Recorded information:
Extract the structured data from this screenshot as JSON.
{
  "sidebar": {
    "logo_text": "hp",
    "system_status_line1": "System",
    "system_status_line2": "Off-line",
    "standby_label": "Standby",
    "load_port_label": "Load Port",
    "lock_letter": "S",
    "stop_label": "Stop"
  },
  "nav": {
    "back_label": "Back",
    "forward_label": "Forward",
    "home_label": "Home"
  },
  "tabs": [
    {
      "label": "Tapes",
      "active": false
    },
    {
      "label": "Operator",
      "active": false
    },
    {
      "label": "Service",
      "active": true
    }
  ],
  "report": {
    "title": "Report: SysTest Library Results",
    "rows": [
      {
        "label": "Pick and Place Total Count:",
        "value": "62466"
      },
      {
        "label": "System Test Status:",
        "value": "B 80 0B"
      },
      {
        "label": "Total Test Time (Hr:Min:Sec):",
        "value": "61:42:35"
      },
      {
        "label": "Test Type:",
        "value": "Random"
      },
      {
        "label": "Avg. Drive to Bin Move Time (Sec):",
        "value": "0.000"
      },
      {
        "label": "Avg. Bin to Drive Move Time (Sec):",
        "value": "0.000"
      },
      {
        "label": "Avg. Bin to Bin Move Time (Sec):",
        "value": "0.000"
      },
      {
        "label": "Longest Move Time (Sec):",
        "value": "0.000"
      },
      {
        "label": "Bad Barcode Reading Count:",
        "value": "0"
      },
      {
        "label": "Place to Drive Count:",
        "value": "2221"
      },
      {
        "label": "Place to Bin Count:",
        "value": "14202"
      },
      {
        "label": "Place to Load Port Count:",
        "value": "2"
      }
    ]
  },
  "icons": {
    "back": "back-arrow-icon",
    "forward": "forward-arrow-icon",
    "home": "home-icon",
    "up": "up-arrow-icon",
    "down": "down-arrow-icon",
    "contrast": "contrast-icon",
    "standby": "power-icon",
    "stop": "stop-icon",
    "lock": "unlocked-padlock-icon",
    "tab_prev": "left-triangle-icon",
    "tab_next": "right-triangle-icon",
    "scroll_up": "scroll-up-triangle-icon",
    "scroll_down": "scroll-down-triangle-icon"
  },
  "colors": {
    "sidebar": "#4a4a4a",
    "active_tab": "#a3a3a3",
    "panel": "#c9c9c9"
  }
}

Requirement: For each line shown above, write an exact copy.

Solution to the exercise:
Extract the structured data from this screenshot as JSON.
{
  "sidebar": {
    "logo_text": "hp",
    "system_status_line1": "System",
    "system_status_line2": "Off-line",
    "standby_label": "Standby",
    "load_port_label": "Load Port",
    "lock_letter": "S",
    "stop_label": "Stop"
  },
  "nav": {
    "back_label": "Back",
    "forward_label": "Forward",
    "home_label": "Home"
  },
  "tabs": [
    {
      "label": "Tapes",
      "active": false
    },
    {
      "label": "Operator",
      "active": false
    },
    {
      "label": "Service",
      "active": true
    }
  ],
  "report": {
    "title": "Report: SysTest Library Results",
    "rows": [
      {
        "label": "Pick and Place Total Count:",
        "value": "62466"
      },
      {
        "label": "System Test Status:",
        "value": "B 80 0B"
      },
      {
        "label": "Total Test Time (Hr:Min:Sec):",
        "value": "61:42:35"
      },
      {
        "label": "Test Type:",
        "value": "Random"
      },
      {
        "label": "Avg. Drive to Bin Move Time (Sec):",
        "value": "0.000"
      },
      {
        "label": "Avg. Bin to Drive Move Time (Sec):",
        "value": "0.000"
      },
      {
        "label": "Avg. Bin to Bin Move Time (Sec):",
        "value": "0.000"
      },
      {
        "label": "Longest Move Time (Sec):",
        "value": "0.000"
      },
      {
        "label": "Bad Barcode Reading Count:",
        "value": "0"
      },
      {
        "label": "Place to Drive Count:",
        "value": "2221"
      },
      {
        "label": "Place to Bin Count:",
        "value": "14202"
      },
      {
        "label": "Place to Load Port Count:",
        "value": "2"
      }
    ]
  },
  "icons": {
    "back": "back-arrow-icon",
    "forward": "forward-arrow-icon",
    "home": "home-icon",
    "up": "up-arrow-icon",
    "down": "down-arrow-icon",
    "contrast": "contrast-icon",
    "standby": "power-icon",
    "stop": "stop-icon",
    "lock": "unlocked-padlock-icon",
    "tab_prev": "left-triangle-icon",
    "tab_next": "right-triangle-icon",
    "scroll_up": "scroll-up-triangle-icon",
    "scroll_down": "scroll-down-triangle-icon"
  },
  "colors": {
    "sidebar": "#4a4a4a",
    "active_tab": "#a3a3a3",
    "panel": "#c9c9c9"
  }
}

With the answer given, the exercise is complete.